Benjamin L. Harris, CPA, CGMA

Maternal Health in the U.S.  Recently, an alarm sounded about the shocking number of deaths that occur when American women give birth. Based on Centers for Disease Control and Prevention data, the U.S. maternal mortality ratio is three to four times higher than that of most other developed nations.

Since 1990 the maternal mortality ratio in the United States has more than doubled, according to the Society for Maternal-Fetal Medicine, with an estimated 700 to 900 women dying from pregnancy- or childbirth-related causes each year. Tens of thousands more suffer severe pregnancy complications annually. An increasing number of pregnant women in the United States have chronic conditions, such as high blood pressure, diabetes, or heart disease, that could put them at risk of pregnancy complications or death.

Another factor is unescapable; where you live matters. Women’s deaths from pregnancy-related complications were 64 percent higher in rural areas than in large U.S. cities in 2015.

To prevent these tragedies—which profoundly affect not just families but entire communities—researchers are working to improve maternal care. A focus on the mother, not just the baby, during and after childbirth can make all the difference.

The rise in maternal mortality figures can be partially the result of a new death certificate form that includes a question about whether a woman had been recently pregnant or had given birth. Before this form was widely used, no such data were captured.

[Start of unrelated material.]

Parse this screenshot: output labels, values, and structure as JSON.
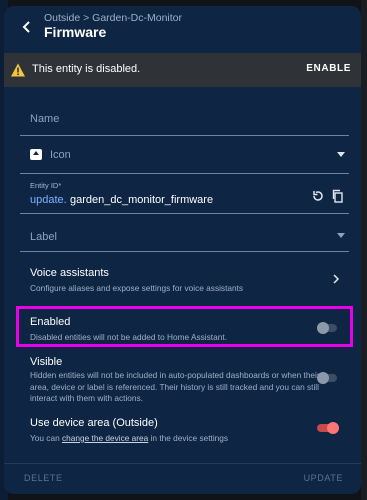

No matter the statistics, the need to prevent any woman from dying as a result of childbirth is imperative. We are proud to support agencies that are working to improve health care, not just for mothers but for everyone.